That was where Alan Grey started working during the 70’s and 80’s.
And what did he do?
He helped run the family business, and along the way, he saw new opportunities, one of which was the dream to establish, the Grey Investment Group.
It was around 1900 though, that the wooden building which was the hotel’s original site was removed, and on the site was built the International Hotel, which is today called, Sheraton Samoa Aggie Grey’s Hotel & Bungalows.
And now, according to a company report on the Internet called Our History, the company’s future at the time, was without a doubt, heading in the right direction.
Says the report: “Over the years, the Hotel has been developed and modernised, and will now undergo a $25m USD complete make-over.”
It goes on to say: “The Group has since become one of Samoa’s largest employers outside of government, providing valuable jobs and opportunities for the community.”
Still, La’auli Alan Grey’s contribution to Samoa’s development as a nation, is not limited in any way, to that which his family’s hotel business has been providing over the years.
Indeed, his company, Grey Investment Group, has been an unrelentingly staunch supporter of Samoan Rugby since the early 1970’s, and it has remained so to this day.
A reporter at one time, wrote that even the Samoan Prime Minister, can be quoted as having said: “The truth about Alan Grey … Rugby wouldn’t exist in Samoa today without him…”
He wrote: “Alan Grey has spent millions of his own money to fund Manu Samoa in the past.”
He also said: “Alan Grey was installed as the National coach in the 1970’s, and he helped the Samoan Rugby Team to some great successes.”
And apparently, there were others who teamed up with Alan Grey, to help Manu Samoa along in their fight, to be taken seriously by the Rugby World.

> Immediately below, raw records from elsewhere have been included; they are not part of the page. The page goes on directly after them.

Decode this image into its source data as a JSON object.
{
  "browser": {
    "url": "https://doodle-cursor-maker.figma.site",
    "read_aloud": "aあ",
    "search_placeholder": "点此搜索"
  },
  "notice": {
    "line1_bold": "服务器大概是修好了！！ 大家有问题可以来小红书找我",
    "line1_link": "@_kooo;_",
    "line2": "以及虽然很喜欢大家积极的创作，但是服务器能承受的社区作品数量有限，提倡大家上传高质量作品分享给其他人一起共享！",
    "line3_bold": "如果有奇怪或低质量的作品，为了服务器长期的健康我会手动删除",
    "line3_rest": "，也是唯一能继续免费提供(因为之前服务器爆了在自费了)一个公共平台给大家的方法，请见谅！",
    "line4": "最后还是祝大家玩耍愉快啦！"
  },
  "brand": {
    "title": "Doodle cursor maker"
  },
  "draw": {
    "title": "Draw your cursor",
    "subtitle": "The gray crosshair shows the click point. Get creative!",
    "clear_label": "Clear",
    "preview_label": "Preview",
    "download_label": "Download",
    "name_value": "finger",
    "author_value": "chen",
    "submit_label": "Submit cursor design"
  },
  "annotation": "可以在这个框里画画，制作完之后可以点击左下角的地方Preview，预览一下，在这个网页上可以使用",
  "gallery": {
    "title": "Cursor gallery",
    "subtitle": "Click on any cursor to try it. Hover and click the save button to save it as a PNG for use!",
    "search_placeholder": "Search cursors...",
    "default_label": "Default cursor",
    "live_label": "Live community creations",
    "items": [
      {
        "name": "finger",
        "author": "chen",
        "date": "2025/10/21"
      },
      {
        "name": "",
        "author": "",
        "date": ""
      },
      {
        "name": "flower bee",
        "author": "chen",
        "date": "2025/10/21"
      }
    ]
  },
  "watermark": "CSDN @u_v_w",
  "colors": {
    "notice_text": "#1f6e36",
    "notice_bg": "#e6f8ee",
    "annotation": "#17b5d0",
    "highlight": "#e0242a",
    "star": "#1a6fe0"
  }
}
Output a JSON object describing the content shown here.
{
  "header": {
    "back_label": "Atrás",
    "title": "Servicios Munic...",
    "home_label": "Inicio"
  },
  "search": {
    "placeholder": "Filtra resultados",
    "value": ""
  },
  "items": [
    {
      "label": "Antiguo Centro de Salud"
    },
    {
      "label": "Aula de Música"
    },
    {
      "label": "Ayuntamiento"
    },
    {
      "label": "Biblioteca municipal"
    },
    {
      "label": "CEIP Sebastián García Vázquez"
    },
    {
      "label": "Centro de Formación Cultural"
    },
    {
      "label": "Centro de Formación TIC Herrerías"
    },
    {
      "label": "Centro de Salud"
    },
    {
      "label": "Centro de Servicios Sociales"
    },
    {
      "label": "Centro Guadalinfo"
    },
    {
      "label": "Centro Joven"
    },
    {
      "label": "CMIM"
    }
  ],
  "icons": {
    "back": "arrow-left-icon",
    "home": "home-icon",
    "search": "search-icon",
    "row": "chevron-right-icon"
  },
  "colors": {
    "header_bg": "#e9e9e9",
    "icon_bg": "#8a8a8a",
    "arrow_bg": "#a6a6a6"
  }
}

Said the report: “Behind the scenes the group collectively helped finance Samoan Rugby, until it became professional with the formation of Manu Samoa Rugby Limited.”
“This was helped by the Fay Richwhite Merchant Bank, Grey Investment Group, and the Samoan Rugby Union.”
The reporter also said: “The Group has spent millions sponsoring Samoan Rugby over the years and they are proud of where it is at today.”
But then, unbeknown to many perhaps, La’auli Alan Grey was a devout Catholic with his loving wife, Marina Grey, who lived a life of giving.
“He donated on a monthly basis to the Little Sisters of the Poor, and many other charitable causes,” the report said.
“In business, La’auli helped many local businesses that turned to him in their hour of need.”
Indeed, “despite his influence and success though, he was very low key, and extremely private,” the report also said.
Still, there are others who are in need, of Alan’s help.
For instance, there are those who are now waiting on the road for Alan’s red Ford pickup, that would give them a ride up or down Tiavai Road.
And so, we want to say: “Please be warned.”
There’s a chance now that you’d have to wait for a long, long time since Alan is gone.
As for those hungry dogs who’re waiting for the sound of his truck to drive up Tiavi Road, I suppose they too will just have to howl all night, as they’re calling out to him: “Please come home!”
And now lastly, when the Samoa Observer’s printing plant was destroyed by arson, that night in 1994, La’auli Alan Grey was the first person to offer his sympathy, his encouragement, and indeed a monetary donation.
That was the person he was.
He had no ill will against anyone.
La’auli Alan Grey is gone.
Tofa Alan. Ia manuia lau malaga.